At Wimpole Hall a project has been underway to refurbish the Gothic Tower, which has acted as an eyecatcher since the eighteenth century. I will just show a few highlights here – more about this complex and fascinating project can be found on the Wimpole Estate blog and the East of England Conservation blog.
The Gothic Tower was designed by Gothic Revival pioneer and folly specialist Sanderson Miller in 1751, but was only built twenty years later. Many of the features of the Tower were made of clunch, a soft limestone. As this deteriorated over tine the building was patched up with brick and the tower lost its distinctive crenelation.
Between 1805 and the late 1920s the Gothic Tower was inhabited by the estate gamekeeper and kept in reasonably good condition.

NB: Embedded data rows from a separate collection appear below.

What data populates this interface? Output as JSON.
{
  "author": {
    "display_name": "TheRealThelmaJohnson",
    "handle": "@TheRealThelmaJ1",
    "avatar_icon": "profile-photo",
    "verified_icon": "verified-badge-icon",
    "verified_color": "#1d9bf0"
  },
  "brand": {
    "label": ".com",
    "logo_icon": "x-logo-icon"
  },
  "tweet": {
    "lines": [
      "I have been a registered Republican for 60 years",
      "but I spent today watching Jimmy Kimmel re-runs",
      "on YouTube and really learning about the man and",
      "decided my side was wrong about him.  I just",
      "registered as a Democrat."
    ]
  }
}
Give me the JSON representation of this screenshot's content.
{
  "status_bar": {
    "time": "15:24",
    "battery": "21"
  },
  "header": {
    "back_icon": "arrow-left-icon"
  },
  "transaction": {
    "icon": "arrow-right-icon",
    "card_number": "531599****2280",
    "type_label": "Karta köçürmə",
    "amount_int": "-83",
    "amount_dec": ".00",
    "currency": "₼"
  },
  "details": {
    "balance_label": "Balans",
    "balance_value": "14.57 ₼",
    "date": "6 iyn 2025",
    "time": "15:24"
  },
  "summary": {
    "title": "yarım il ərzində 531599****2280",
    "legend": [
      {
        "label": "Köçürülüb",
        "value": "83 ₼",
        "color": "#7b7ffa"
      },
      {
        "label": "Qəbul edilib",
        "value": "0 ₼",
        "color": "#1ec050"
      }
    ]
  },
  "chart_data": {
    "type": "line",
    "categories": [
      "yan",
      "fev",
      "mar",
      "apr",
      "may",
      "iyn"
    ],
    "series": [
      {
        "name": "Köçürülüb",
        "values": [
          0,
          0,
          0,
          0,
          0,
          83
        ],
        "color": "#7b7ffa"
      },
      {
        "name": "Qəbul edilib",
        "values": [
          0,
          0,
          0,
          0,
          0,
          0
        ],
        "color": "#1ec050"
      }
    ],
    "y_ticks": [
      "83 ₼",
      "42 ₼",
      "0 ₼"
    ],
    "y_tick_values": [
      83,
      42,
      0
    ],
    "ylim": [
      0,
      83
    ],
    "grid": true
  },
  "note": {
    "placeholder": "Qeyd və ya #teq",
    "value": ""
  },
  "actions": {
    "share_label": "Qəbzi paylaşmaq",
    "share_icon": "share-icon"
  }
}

But during the twentieth century the building deteriorated, which prompted this conservation project.
The work was funded by a Higher Level Stewardship grant from the Department for Environment, Food and Rural Affairs and was undertaken by Cliveden Conservation.
The walls have been repaired and repointed with lime mortar. The crenelations have been replaced using Chilmark stone, which looks similar to clunch but is more durable.
The doors and windows have been remade and the scrub has been cleared from around the Tower. It is now once again accessible to the public and ready for a new lease of life.